About this task: Which lines of the records contain the word "leaf"? Show each of them.

Provided information:
━━━━━━━━━━━━━━━━
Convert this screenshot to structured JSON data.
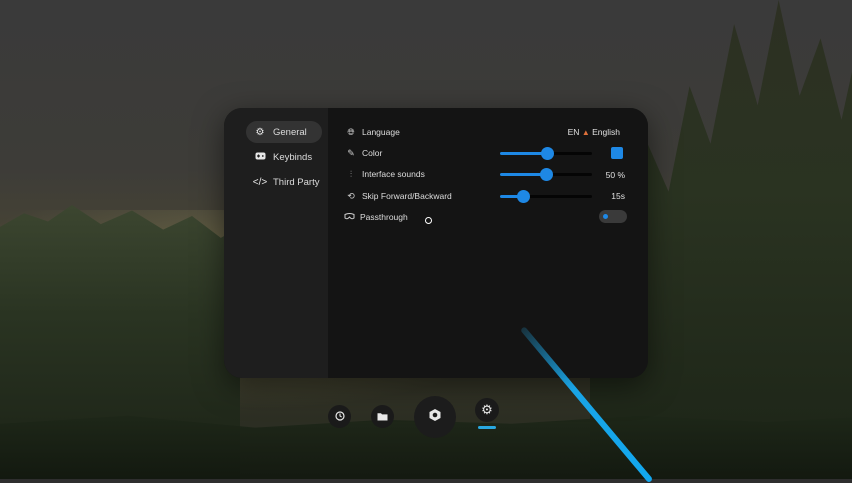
{
  "sidebar": {
    "items": [
      {
        "label": "General",
        "icon": "gear-icon",
        "active": true
      },
      {
        "label": "Keybinds",
        "icon": "gamepad-icon",
        "active": false
      },
      {
        "label": "Third Party",
        "icon": "code-icon",
        "active": false
      }
    ]
  },
  "settings": {
    "language": {
      "label": "Language",
      "code": "EN",
      "value": "English",
      "icon": "globe-icon"
    },
    "color": {
      "label": "Color",
      "icon": "brush-icon",
      "slider": 0.52,
      "swatch_color": "#1e88e5"
    },
    "interface_sounds": {
      "label": "Interface sounds",
      "icon": "waveform-icon",
      "slider": 0.5,
      "value": "50 %"
    },
    "skip": {
      "label": "Skip Forward/Backward",
      "icon": "skip-icon",
      "slider": 0.25,
      "value": "15s"
    },
    "passthrough": {
      "label": "Passthrough",
      "icon": "headset-icon",
      "enabled": false
    }
  },
  "dock": {
    "items": [
      {
        "icon": "clock-icon"
      },
      {
        "icon": "folder-icon"
      },
      {
        "icon": "hexagon-icon"
      },
      {
        "icon": "gear-icon",
        "active": true
      }
    ]
  },
  "colors": {
    "accent": "#1e88e5",
    "beam": "#19a4e6"
  }
}
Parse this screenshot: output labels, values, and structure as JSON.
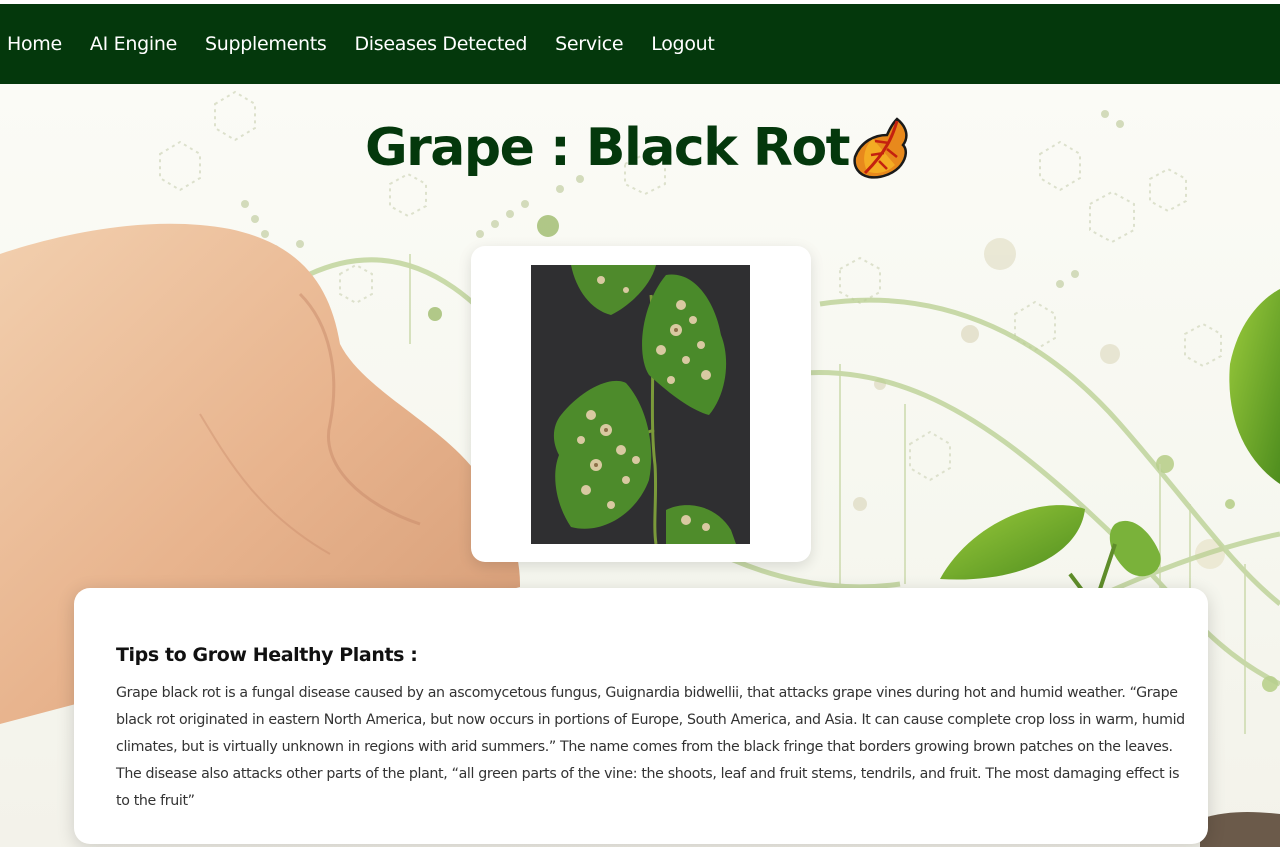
{
  "nav": {
    "items": [
      {
        "label": "Home"
      },
      {
        "label": "AI Engine"
      },
      {
        "label": "Supplements"
      },
      {
        "label": "Diseases Detected"
      },
      {
        "label": "Service"
      },
      {
        "label": "Logout"
      }
    ]
  },
  "page": {
    "title": "Grape : Black Rot",
    "title_icon": "fallen-leaf-emoji"
  },
  "disease_image": {
    "subject": "grape-leaves-black-rot-photo"
  },
  "tips": {
    "heading": "Tips to Grow Healthy Plants :",
    "body": "Grape black rot is a fungal disease caused by an ascomycetous fungus, Guignardia bidwellii, that attacks grape vines during hot and humid weather. “Grape black rot originated in eastern North America, but now occurs in portions of Europe, South America, and Asia. It can cause complete crop loss in warm, humid climates, but is virtually unknown in regions with arid summers.” The name comes from the black fringe that borders growing brown patches on the leaves. The disease also attacks other parts of the plant, “all green parts of the vine: the shoots, leaf and fruit stems, tendrils, and fruit. The most damaging effect is to the fruit”"
  },
  "colors": {
    "navbar": "#04380c",
    "title": "#04380c",
    "nav_text": "#ffffff"
  }
}
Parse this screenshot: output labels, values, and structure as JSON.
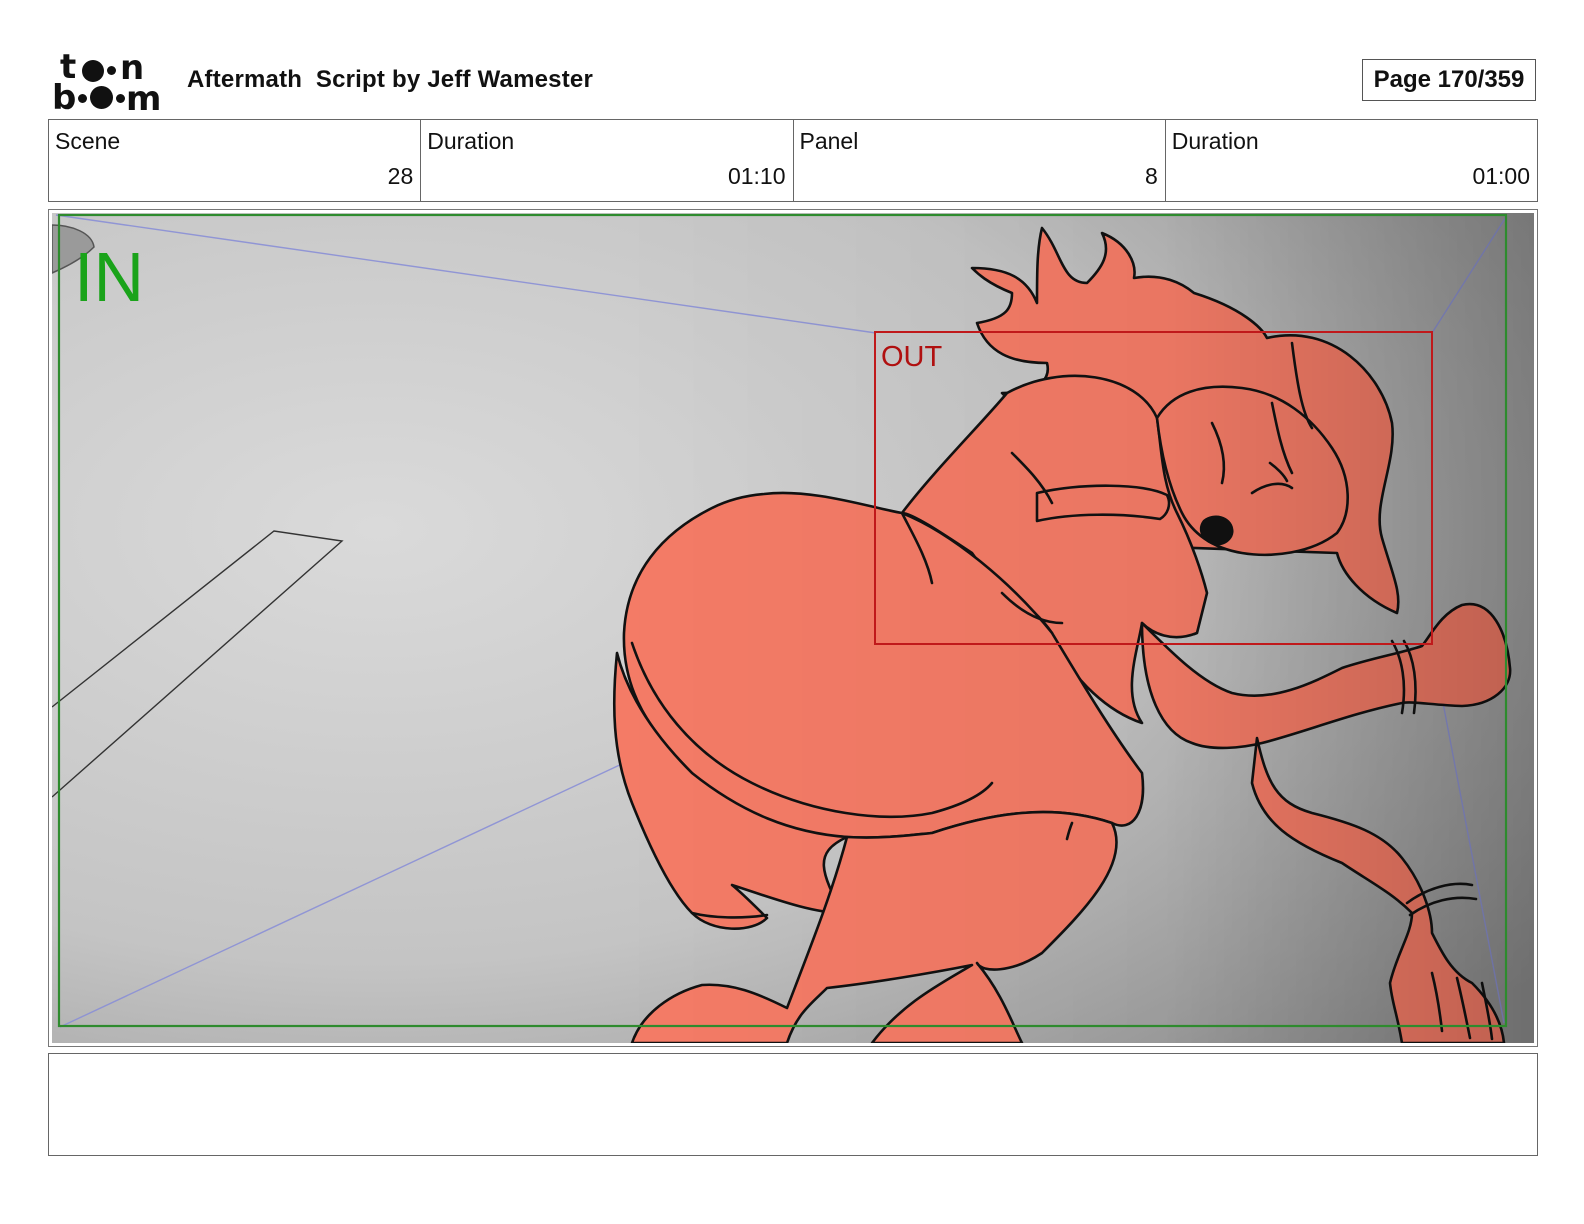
{
  "header": {
    "logo_text": "toonboom",
    "title": "Aftermath  Script by Jeff Wamester",
    "page": "Page 170/359"
  },
  "info": [
    {
      "label": "Scene",
      "value": "28"
    },
    {
      "label": "Duration",
      "value": "01:10"
    },
    {
      "label": "Panel",
      "value": "8"
    },
    {
      "label": "Duration",
      "value": "01:00"
    }
  ],
  "panel": {
    "in_label": "IN",
    "out_label": "OUT",
    "colors": {
      "in_frame": "#2e8b2e",
      "in_text": "#1aa31a",
      "out_frame": "#c0191b",
      "out_text": "#b01010",
      "character_fill": "#f47b66",
      "guide_lines": "#8a8fd6"
    }
  },
  "notes": {
    "text": ""
  }
}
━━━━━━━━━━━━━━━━
Solution below:
    "title_icon": "fallen-leaf-emoji"
    "body": "Grape black rot is a fungal disease caused by an ascomycetous fungus, Guignardia bidwellii, that attacks grape vines during hot and humid weather. “Grape black rot originated in eastern North America, but now occurs in portions of Europe, South America, and Asia. It can cause complete crop loss in warm, humid climates, but is virtually unknown in regions with arid summers.” The name comes from the black fringe that borders growing brown patches on the leaves. The disease also attacks other parts of the plant, “all green parts of the vine: the shoots, leaf and fruit stems, tendrils, and fruit. The most damaging effect is to the fruit”"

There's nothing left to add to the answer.